Valedictory Debate

Part of the debate – in the House of Commons am 5:33 pm ar 5 Tachwedd 2019.

Danfonwch hysbysiad imi am ddadleuon fel hyn

Photo of Sarah Newton Sarah Newton Ceidwadwyr, Truro and Falmouth 5:33, 5 Tachwedd 2019

Ian C. Lucas made some serious allegations in his speech today, but I will not comment on them and will leave it to the Leader of the House to respond.

I start my contribution, as so many colleagues have done, with thanks to my constituents for sending to me to this place and for putting their faith and trust in me. Serving my home community—the town where I grew up and the school I went to—has been the greatest privilege of my life. Of course, like so many other Members, I want to thank my staff who have helped me so well, so efficiently and so kindly in all the work we have achieved together for my constituents.

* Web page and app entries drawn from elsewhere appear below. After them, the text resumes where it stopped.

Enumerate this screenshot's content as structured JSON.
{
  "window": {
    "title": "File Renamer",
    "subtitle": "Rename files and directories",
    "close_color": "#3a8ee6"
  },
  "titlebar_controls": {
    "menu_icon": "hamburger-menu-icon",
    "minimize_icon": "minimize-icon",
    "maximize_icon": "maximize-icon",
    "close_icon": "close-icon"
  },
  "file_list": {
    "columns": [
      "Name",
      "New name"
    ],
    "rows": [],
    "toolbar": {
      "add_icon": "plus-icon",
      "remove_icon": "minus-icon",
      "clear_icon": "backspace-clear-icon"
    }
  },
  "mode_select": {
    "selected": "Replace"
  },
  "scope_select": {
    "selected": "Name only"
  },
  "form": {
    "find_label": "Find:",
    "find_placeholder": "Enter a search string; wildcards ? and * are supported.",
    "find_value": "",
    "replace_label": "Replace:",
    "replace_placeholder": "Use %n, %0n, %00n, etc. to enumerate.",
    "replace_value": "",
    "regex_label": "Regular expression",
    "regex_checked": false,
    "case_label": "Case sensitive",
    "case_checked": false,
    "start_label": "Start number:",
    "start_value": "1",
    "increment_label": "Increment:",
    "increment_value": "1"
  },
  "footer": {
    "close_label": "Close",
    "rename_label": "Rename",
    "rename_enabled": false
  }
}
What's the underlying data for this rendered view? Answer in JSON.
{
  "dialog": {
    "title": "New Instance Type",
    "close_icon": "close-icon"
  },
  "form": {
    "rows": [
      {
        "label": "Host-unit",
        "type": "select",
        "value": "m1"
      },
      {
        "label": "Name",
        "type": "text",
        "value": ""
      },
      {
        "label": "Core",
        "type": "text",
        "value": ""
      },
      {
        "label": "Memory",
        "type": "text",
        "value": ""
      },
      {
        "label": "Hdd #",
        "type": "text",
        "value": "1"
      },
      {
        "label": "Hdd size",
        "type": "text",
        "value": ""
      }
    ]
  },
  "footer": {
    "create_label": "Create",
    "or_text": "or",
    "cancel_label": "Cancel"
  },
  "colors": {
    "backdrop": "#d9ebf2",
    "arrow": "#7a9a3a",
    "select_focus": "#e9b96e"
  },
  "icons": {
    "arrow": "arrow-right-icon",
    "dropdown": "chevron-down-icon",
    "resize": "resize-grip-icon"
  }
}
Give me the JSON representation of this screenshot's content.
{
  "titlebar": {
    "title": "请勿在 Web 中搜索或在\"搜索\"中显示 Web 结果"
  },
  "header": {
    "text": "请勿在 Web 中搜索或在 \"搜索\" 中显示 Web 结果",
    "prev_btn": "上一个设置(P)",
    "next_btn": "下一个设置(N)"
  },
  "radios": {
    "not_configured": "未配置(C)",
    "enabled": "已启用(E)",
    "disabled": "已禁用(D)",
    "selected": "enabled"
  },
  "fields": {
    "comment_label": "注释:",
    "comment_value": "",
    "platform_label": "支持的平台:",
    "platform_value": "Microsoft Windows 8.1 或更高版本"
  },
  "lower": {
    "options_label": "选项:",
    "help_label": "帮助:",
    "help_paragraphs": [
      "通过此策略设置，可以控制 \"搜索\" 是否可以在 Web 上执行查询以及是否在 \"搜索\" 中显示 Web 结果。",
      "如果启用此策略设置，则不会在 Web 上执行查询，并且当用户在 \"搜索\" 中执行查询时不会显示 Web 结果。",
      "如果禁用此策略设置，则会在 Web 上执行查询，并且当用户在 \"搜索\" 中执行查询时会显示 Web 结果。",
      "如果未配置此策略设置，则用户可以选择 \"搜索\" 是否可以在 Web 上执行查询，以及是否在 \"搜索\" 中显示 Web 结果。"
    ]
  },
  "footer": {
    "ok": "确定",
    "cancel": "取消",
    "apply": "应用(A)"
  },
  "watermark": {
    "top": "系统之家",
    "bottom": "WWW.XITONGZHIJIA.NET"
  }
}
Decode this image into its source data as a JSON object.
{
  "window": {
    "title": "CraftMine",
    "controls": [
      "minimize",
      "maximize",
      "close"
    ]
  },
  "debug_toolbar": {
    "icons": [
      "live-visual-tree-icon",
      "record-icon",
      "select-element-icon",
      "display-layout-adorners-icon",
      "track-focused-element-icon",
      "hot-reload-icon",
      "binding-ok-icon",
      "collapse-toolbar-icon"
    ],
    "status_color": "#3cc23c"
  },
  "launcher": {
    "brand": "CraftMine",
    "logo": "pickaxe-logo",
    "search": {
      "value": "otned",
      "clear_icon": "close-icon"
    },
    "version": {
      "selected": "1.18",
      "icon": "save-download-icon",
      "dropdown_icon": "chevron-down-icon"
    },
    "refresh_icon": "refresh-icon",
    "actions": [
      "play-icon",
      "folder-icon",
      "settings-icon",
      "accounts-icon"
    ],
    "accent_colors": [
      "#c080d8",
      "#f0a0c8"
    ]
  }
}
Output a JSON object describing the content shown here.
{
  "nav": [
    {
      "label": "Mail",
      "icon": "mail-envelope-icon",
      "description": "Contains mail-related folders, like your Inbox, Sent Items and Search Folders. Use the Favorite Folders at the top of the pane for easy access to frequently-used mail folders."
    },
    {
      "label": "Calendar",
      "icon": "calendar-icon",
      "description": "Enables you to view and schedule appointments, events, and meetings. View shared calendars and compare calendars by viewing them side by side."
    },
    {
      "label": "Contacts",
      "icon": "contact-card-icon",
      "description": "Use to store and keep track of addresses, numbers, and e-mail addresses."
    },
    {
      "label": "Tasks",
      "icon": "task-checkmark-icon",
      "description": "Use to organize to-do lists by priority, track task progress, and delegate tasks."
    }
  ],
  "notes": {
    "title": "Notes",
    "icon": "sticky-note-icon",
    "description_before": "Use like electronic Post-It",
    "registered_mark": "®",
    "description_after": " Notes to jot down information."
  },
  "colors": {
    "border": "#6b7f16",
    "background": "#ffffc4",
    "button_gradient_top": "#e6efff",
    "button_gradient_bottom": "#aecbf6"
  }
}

Like my right hon. Friend Sir David Lidington, in the few minutes available to me today I will not talk about what I have done in this place. I want to talk about something for the next Parliament to think about.

Blazoned across the walls of Parliament today are banners promoting Parliament Week with the slogan, “It all begins with you.” Our democracy begins with, and indeed depends on, engaged and well-informed citizens. For citizens to make informed choices, they need easy access to accurate and impartial information about the work of their elected representatives in Parliament, including their voting record. Although our work in our constituencies is just as important as our work in this place, it is the actions taken here in this Chamber and in Committee that have the greatest impact on our national life.

We arguably live in an age in which it is easier to access information than ever before, but the owners and editors of media channels, including the social media platforms from which many people gather information and shape their opinions, have no responsibility or incentive to provide accurate and impartial information about our work and voting records. There are no real deterrents to misrepresentation.

Citizens often base their opinions about MPs on how they vote on particular issues. We all know that not all votes are equal and that some of the most important decisions taken in this House have been taken without a Division, but most people simply do not know that. As there are few adverse consequences for authors, publishers and social media platforms, there is widespread misrepresentation of MPs’ voting records. I believe that is contributing to the poisoning of our politics, corroding people’s trust in MPs and threatening the very foundations of our parliamentary democracy.

We have all been on the receiving end of communications from constituents that misrepresent the facts, derived from the far from perfect reporting of our voting records on websites such as TheyWorkForYou. Democracy does begin with the citizen but, right now, there is no trusted source of impartial, accurate information about the voting records and actions of MPs in Parliament to help citizens make informed choices.

In his passionate speech to the House yesterday, Mr Speaker said:

“I hope that this House will be once again a great, respected House… I hope that once again it is the envy of the world.”—[Official Report, 4 November 2019; Vol. 667, c. 619.]

We all share that hope, but action will be needed to turn that hope into reality. I would like Mr Speaker to take one action today and agree to work with Hansard to develop a new service, in addition to its excellent verbatim reporting of parliamentary proceedings, to provide impartial contextualised information on MPs’ voting records. This will need careful consideration and cross-party support, but I hope it will be a challenge he accepts. Based on my conversations with Hansard, it is up for it. If Mr Speaker takes up this challenge, he will do a great deal to shore up the foundations of our parliamentary democracy and, over time, restore trust in our politics.

I thank the thousands of volunteers who, over the next few weeks, will participate in the forthcoming general election campaign. They play an immensely important role in our democracy, too. I thank three particular volunteers, the three chairmen of the Truro and Falmouth Conservative Association who have worked hard to support me over the years: Nick Straw, Bob O’Shea and Alan Davey.

Finally, my most heartfelt thanks go to my husband, Alan, and our three wonderful children, Emily, Harriet and James, who have enabled me to be in this place and have the best job in the world.